I played the song intro over and over again. I couldn’t get enough of the initial drum sound followed by the almost religious mantra-chant “yeh-eh-eh-eh-yeah, ye-eh-eh-eh yeah” which pulled me further into the core of the hypnotic sound. Then I noticed the singer was playing an axe and for a minute I cringed, I was a little scared of these evil-looking old dudes. The video finale showed scores of teens walking toward the camera, eyes glowing, mesmerized by the calling. I felt like one of them.

As I replayed the video I increased the volume. The small TV speaker shrieked and the front panel of the TV shook and emitted a buzzing sound created by the panel door vibrating violently. I simply sat there frozen at the edge of the bed, eyes glued to the TV watching the Kiss guys do the thing they do best: kicking ass on stage, maneuvering their instruments amidst fire explosions and deafening sounds, all behind masked faces. A sudden feeling possessed my body. I felt that I wanted to be close to them. I wanted to befriend teens like the guy in the video. I wanted to be a part of whatever this was.

Soon after, either a neighbor or a schoolmate let me borrow the Kiss album Creatures of the Night; which contains the aforementioned song. Album in hand, I hurried home giddy from anticipation. Once in my room, I turned on the old three-in-one radio/cassette/LP player, opened the plastic lid, carefully removed the album from the cardboard cover and from its plastic sleeve, placed the LP on the turntable on side B, set the needle with surgical precision in the groove right before the first song, and cranked up the volume. I was about to experience “Love it Loud” through real sound speakers. I was so excited! My heart jumped at the first boom of the drumming. So I turned it up even more. I loved the how all the instruments blended together to create a concoction of sound, which mixed distortion, fire, mayhem, balls and awesomeness. I felt like I was the coolest kid on earth. The song faded out… but it didn’t go away. It faded back in again, the “yeh-eh-eh-eh-yeah” chant reappearing from the depths of hell to haunt my young ears.

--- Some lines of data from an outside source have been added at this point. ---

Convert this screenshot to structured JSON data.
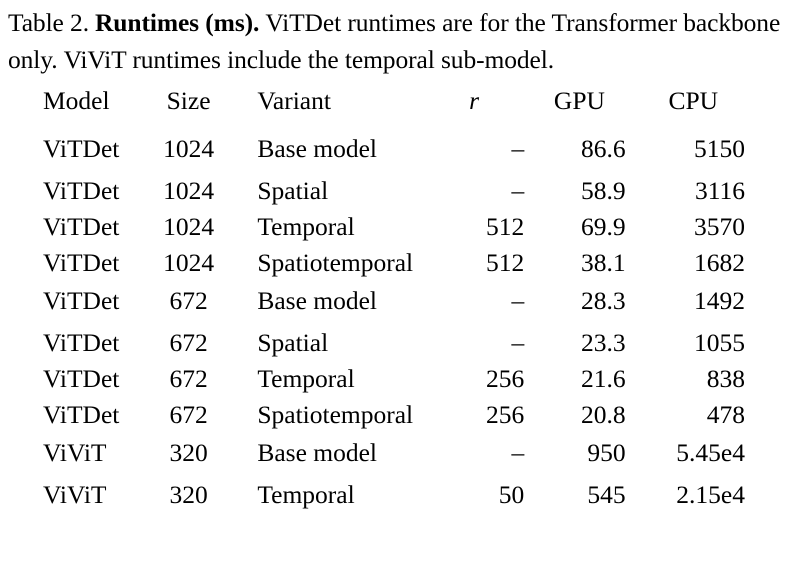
{
  "caption": {
    "label": "Table 2.",
    "bold_title": "Runtimes (ms).",
    "text": "ViTDet runtimes are for the Transformer backbone only.",
    "text2": "ViViT runtimes include the temporal sub-model."
  },
  "table": {
    "columns": [
      {
        "key": "model",
        "label": "Model"
      },
      {
        "key": "size",
        "label": "Size"
      },
      {
        "key": "variant",
        "label": "Variant"
      },
      {
        "key": "r",
        "label": "r"
      },
      {
        "key": "gpu",
        "label": "GPU"
      },
      {
        "key": "cpu",
        "label": "CPU"
      }
    ],
    "blocks": [
      {
        "rows": [
          {
            "model": "ViTDet",
            "size": "1024",
            "variant": "Base model",
            "r": "–",
            "gpu": "86.6",
            "cpu": "5150"
          },
          {
            "model": "ViTDet",
            "size": "1024",
            "variant": "Spatial",
            "r": "–",
            "gpu": "58.9",
            "cpu": "3116"
          },
          {
            "model": "ViTDet",
            "size": "1024",
            "variant": "Temporal",
            "r": "512",
            "gpu": "69.9",
            "cpu": "3570"
          },
          {
            "model": "ViTDet",
            "size": "1024",
            "variant": "Spatiotemporal",
            "r": "512",
            "gpu": "38.1",
            "cpu": "1682"
          }
        ]
      },
      {
        "rows": [
          {
            "model": "ViTDet",
            "size": "672",
            "variant": "Base model",
            "r": "–",
            "gpu": "28.3",
            "cpu": "1492"
          },
          {
            "model": "ViTDet",
            "size": "672",
            "variant": "Spatial",
            "r": "–",
            "gpu": "23.3",
            "cpu": "1055"
          },
          {
            "model": "ViTDet",
            "size": "672",
            "variant": "Temporal",
            "r": "256",
            "gpu": "21.6",
            "cpu": "838"
          },
          {
            "model": "ViTDet",
            "size": "672",
            "variant": "Spatiotemporal",
            "r": "256",
            "gpu": "20.8",
            "cpu": "478"
          }
        ]
      },
      {
        "rows": [
          {
            "model": "ViViT",
            "size": "320",
            "variant": "Base model",
            "r": "–",
            "gpu": "950",
            "cpu": "5.45e4"
          },
          {
            "model": "ViViT",
            "size": "320",
            "variant": "Temporal",
            "r": "50",
            "gpu": "545",
            "cpu": "2.15e4"
          }
        ]
      }
    ]
  }
}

I wanted to be on stage. I wanted to wear the singer’s boots and play an axe-shaped bass guitar. And I wanted to play music loud enough to make my parent’s coffee cups explode, just like in the video. I got stung.

Little did I know I had taken my first step into the “metaldom,” a heavy metal kingdom I would forever be a part of.

Introduction

This is a gutural blog, completely subjective, about my history with heavy metal. I hope that by reading my stories you connect and share your own experiences regarding the bands that move you, that give you goose bumps, about the metalhead community in your city, about what it means to be a headbanger. Up The Irons!